___ Given records

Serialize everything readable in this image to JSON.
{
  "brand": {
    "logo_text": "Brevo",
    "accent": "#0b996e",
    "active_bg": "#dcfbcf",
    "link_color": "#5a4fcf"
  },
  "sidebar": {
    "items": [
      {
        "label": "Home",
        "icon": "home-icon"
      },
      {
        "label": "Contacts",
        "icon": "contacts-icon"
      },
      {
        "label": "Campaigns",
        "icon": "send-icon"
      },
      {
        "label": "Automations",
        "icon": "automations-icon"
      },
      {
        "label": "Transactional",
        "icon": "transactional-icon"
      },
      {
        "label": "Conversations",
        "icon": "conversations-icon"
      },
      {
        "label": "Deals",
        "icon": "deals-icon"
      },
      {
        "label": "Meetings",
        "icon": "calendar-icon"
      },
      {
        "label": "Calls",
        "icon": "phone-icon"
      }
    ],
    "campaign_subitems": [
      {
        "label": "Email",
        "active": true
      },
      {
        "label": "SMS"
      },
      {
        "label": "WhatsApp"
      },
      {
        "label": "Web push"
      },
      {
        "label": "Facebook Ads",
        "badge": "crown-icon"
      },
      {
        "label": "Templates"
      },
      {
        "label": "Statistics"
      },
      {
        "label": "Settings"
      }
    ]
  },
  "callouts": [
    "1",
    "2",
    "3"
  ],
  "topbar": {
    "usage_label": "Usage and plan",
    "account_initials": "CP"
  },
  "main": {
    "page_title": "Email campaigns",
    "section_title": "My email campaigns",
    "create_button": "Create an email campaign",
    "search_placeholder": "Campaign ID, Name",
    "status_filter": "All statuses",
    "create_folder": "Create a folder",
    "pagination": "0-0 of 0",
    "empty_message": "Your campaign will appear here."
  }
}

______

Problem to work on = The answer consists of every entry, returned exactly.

Output of the exercise =
Serialize everything readable in this image to JSON.
{
  "brand": {
    "logo_text": "Brevo",
    "accent": "#0b996e",
    "active_bg": "#dcfbcf",
    "link_color": "#5a4fcf"
  },
  "sidebar": {
    "items": [
      {
        "label": "Home",
        "icon": "home-icon"
      },
      {
        "label": "Contacts",
        "icon": "contacts-icon"
      },
      {
        "label": "Campaigns",
        "icon": "send-icon"
      },
      {
        "label": "Automations",
        "icon": "automations-icon"
      },
      {
        "label": "Transactional",
        "icon": "transactional-icon"
      },
      {
        "label": "Conversations",
        "icon": "conversations-icon"
      },
      {
        "label": "Deals",
        "icon": "deals-icon"
      },
      {
        "label": "Meetings",
        "icon": "calendar-icon"
      },
      {
        "label": "Calls",
        "icon": "phone-icon"
      }
    ],
    "campaign_subitems": [
      {
        "label": "Email",
        "active": true
      },
      {
        "label": "SMS"
      },
      {
        "label": "WhatsApp"
      },
      {
        "label": "Web push"
      },
      {
        "label": "Facebook Ads",
        "badge": "crown-icon"
      },
      {
        "label": "Templates"
      },
      {
        "label": "Statistics"
      },
      {
        "label": "Settings"
      }
    ]
  },
  "callouts": [
    "1",
    "2",
    "3"
  ],
  "topbar": {
    "usage_label": "Usage and plan",
    "account_initials": "CP"
  },
  "main": {
    "page_title": "Email campaigns",
    "section_title": "My email campaigns",
    "create_button": "Create an email campaign",
    "search_placeholder": "Campaign ID, Name",
    "status_filter": "All statuses",
    "create_folder": "Create a folder",
    "pagination": "0-0 of 0",
    "empty_message": "Your campaign will appear here."
  }
}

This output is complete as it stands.